RAW DATA:
★ ★ ★ ★

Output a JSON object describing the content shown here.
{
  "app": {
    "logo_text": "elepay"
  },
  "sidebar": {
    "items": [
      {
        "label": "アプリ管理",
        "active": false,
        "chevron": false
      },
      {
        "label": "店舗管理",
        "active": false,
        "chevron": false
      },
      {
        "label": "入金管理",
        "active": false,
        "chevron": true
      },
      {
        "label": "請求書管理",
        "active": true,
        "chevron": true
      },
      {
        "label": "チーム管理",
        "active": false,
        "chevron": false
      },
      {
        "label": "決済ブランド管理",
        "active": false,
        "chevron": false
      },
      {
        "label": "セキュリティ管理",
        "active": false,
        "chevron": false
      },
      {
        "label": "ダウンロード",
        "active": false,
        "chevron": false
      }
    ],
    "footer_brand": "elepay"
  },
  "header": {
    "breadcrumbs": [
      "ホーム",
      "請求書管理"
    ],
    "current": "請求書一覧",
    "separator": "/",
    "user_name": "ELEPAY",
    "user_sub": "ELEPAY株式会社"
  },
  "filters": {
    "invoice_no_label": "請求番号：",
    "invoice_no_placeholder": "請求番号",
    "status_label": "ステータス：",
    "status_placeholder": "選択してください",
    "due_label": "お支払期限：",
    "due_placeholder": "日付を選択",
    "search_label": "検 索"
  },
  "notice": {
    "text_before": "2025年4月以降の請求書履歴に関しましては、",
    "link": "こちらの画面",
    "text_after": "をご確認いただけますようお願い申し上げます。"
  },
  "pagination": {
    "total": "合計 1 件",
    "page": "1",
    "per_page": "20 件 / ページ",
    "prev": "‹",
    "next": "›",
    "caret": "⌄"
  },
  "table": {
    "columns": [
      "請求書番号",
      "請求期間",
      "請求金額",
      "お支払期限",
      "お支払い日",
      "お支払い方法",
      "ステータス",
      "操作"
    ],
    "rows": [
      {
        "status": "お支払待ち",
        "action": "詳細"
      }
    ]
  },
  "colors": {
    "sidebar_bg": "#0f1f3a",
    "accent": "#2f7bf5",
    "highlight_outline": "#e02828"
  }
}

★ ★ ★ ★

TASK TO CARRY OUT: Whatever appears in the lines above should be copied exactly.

COMPLETED EXERCISE:
Output a JSON object describing the content shown here.
{
  "app": {
    "logo_text": "elepay"
  },
  "sidebar": {
    "items": [
      {
        "label": "アプリ管理",
        "active": false,
        "chevron": false
      },
      {
        "label": "店舗管理",
        "active": false,
        "chevron": false
      },
      {
        "label": "入金管理",
        "active": false,
        "chevron": true
      },
      {
        "label": "請求書管理",
        "active": true,
        "chevron": true
      },
      {
        "label": "チーム管理",
        "active": false,
        "chevron": false
      },
      {
        "label": "決済ブランド管理",
        "active": false,
        "chevron": false
      },
      {
        "label": "セキュリティ管理",
        "active": false,
        "chevron": false
      },
      {
        "label": "ダウンロード",
        "active": false,
        "chevron": false
      }
    ],
    "footer_brand": "elepay"
  },
  "header": {
    "breadcrumbs": [
      "ホーム",
      "請求書管理"
    ],
    "current": "請求書一覧",
    "separator": "/",
    "user_name": "ELEPAY",
    "user_sub": "ELEPAY株式会社"
  },
  "filters": {
    "invoice_no_label": "請求番号：",
    "invoice_no_placeholder": "請求番号",
    "status_label": "ステータス：",
    "status_placeholder": "選択してください",
    "due_label": "お支払期限：",
    "due_placeholder": "日付を選択",
    "search_label": "検 索"
  },
  "notice": {
    "text_before": "2025年4月以降の請求書履歴に関しましては、",
    "link": "こちらの画面",
    "text_after": "をご確認いただけますようお願い申し上げます。"
  },
  "pagination": {
    "total": "合計 1 件",
    "page": "1",
    "per_page": "20 件 / ページ",
    "prev": "‹",
    "next": "›",
    "caret": "⌄"
  },
  "table": {
    "columns": [
      "請求書番号",
      "請求期間",
      "請求金額",
      "お支払期限",
      "お支払い日",
      "お支払い方法",
      "ステータス",
      "操作"
    ],
    "rows": [
      {
        "status": "お支払待ち",
        "action": "詳細"
      }
    ]
  },
  "colors": {
    "sidebar_bg": "#0f1f3a",
    "accent": "#2f7bf5",
    "highlight_outline": "#e02828"
  }
}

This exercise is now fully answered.